[The problem]
In the data that follows, determine how many lines contain the word "detail", and give only that number.

[Entries shown]
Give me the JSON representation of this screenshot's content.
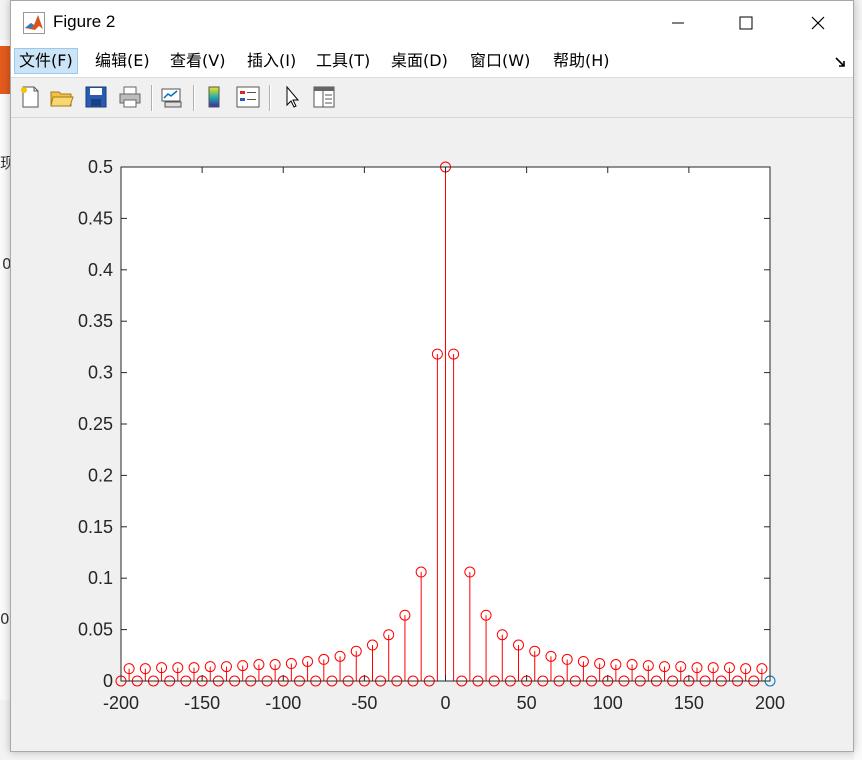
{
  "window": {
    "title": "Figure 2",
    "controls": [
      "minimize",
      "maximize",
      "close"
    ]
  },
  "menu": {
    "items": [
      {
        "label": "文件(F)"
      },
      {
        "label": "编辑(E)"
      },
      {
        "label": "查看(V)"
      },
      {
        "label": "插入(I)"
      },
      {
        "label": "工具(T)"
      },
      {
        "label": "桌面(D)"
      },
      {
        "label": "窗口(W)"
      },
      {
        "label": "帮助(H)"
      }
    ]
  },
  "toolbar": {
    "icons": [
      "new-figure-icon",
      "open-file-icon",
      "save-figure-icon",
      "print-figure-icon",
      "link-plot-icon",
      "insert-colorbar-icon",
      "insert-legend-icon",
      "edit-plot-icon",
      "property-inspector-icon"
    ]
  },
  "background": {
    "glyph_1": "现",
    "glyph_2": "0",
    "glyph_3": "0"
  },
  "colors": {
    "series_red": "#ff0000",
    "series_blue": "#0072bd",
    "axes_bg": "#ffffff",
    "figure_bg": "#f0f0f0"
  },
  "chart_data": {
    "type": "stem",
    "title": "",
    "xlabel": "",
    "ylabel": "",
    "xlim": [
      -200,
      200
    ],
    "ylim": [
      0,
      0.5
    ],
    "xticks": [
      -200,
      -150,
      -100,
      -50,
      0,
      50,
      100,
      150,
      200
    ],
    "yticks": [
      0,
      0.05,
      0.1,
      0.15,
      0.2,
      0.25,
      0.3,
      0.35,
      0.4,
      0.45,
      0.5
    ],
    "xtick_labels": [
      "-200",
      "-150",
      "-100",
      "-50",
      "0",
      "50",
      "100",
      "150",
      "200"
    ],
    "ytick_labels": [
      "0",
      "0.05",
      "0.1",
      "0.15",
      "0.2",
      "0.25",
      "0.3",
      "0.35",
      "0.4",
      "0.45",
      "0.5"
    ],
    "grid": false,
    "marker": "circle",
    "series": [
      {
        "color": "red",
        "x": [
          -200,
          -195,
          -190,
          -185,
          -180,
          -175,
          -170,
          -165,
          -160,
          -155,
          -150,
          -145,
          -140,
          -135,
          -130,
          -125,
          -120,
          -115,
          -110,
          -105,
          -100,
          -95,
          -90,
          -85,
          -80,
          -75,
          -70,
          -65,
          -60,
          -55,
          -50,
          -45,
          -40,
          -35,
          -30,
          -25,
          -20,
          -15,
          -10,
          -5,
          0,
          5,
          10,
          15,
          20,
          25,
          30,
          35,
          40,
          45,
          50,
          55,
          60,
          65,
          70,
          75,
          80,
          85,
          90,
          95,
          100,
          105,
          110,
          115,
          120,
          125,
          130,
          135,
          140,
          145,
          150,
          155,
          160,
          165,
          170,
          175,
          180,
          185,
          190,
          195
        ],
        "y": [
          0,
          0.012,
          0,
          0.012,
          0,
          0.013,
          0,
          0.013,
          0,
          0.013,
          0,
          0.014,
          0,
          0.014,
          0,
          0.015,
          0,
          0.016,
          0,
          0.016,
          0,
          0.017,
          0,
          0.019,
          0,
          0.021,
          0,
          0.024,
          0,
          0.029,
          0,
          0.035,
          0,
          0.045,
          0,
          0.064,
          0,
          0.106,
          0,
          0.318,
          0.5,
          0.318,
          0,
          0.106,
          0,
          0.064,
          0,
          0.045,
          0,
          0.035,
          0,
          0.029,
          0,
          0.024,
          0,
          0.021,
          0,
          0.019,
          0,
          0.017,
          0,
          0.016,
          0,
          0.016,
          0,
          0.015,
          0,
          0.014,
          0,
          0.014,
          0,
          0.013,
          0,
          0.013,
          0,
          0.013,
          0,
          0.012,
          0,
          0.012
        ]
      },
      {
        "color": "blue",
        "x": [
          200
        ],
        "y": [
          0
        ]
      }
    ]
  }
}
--
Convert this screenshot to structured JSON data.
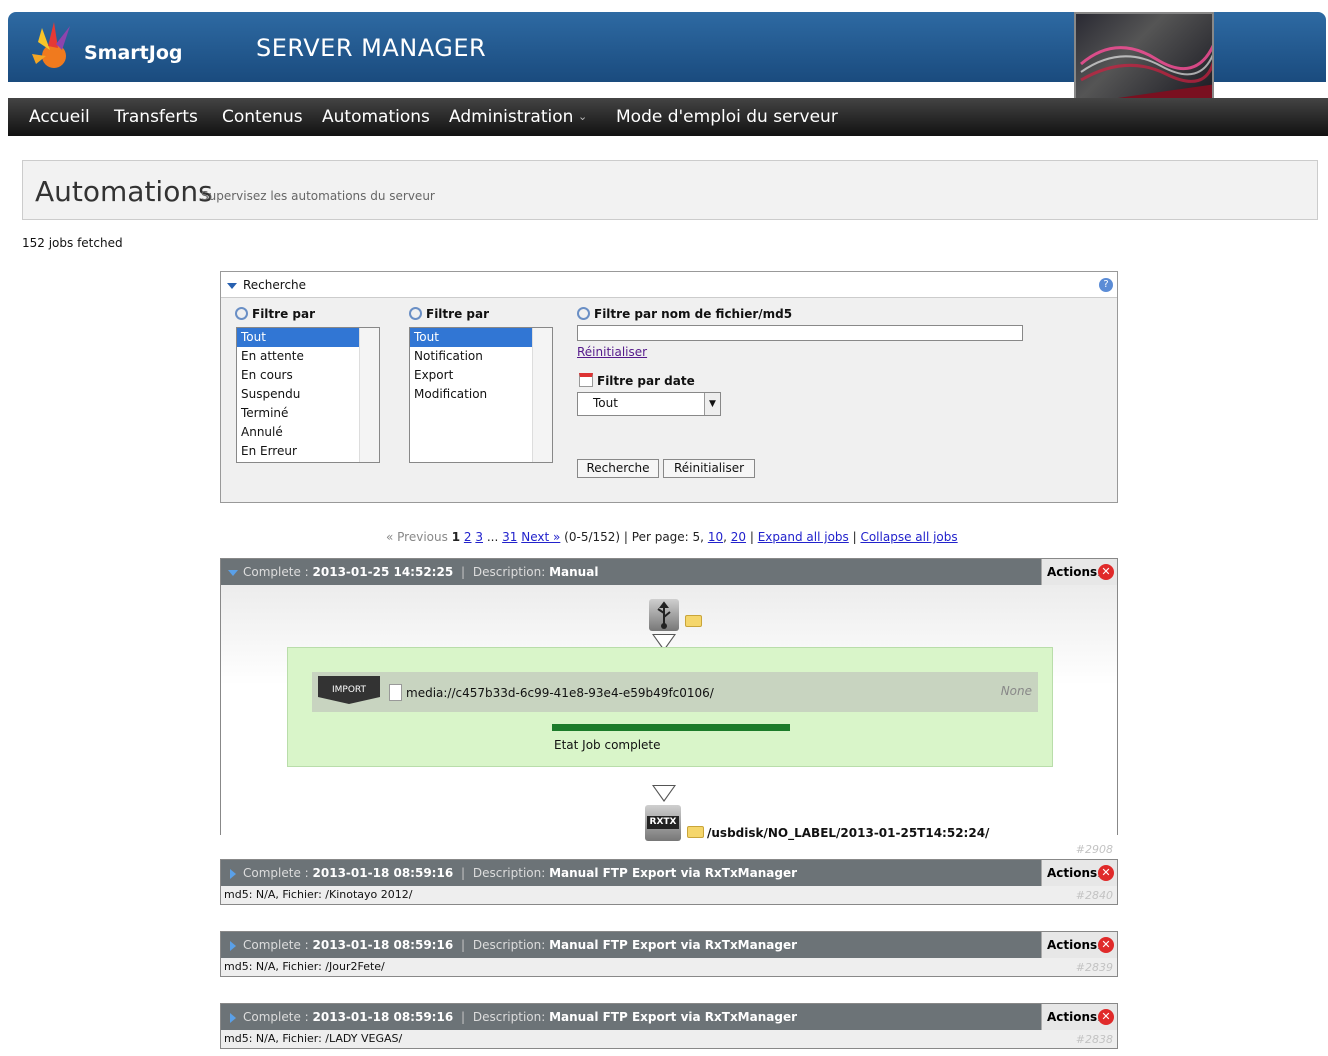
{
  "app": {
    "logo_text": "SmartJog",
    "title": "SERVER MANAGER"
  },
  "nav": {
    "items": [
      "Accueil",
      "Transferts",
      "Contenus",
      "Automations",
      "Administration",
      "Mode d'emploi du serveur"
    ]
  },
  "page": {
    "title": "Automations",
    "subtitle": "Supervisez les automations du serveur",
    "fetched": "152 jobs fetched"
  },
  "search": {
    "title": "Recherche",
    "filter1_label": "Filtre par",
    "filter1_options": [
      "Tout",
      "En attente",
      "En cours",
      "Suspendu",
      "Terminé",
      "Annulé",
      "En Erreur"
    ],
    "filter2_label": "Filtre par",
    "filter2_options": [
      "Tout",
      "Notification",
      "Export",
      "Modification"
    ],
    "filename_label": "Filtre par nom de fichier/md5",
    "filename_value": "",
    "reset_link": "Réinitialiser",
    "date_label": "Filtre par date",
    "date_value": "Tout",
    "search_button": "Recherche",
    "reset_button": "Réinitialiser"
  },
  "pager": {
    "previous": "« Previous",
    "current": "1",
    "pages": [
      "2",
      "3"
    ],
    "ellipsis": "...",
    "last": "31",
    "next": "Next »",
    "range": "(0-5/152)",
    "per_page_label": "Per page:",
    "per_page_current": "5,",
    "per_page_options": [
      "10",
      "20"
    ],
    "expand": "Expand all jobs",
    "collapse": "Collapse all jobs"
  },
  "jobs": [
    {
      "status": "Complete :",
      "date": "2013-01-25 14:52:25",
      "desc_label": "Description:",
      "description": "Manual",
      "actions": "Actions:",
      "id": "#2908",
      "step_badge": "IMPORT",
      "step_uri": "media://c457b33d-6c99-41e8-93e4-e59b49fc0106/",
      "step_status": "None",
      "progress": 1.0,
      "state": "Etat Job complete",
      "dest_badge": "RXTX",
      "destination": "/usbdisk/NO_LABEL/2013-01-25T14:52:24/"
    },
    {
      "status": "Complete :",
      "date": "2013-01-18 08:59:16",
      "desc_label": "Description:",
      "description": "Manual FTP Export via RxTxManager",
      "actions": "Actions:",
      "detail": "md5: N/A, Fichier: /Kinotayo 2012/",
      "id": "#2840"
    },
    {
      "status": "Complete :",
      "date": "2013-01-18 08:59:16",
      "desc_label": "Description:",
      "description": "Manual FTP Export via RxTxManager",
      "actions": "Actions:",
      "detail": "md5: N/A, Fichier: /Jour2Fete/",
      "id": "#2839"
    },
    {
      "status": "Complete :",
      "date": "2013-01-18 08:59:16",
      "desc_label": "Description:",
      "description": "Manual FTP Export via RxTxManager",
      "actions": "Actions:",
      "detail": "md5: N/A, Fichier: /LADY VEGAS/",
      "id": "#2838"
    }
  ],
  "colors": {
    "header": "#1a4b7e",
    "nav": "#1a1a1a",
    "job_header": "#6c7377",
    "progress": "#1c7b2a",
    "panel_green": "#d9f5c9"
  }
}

[Result of this task]
3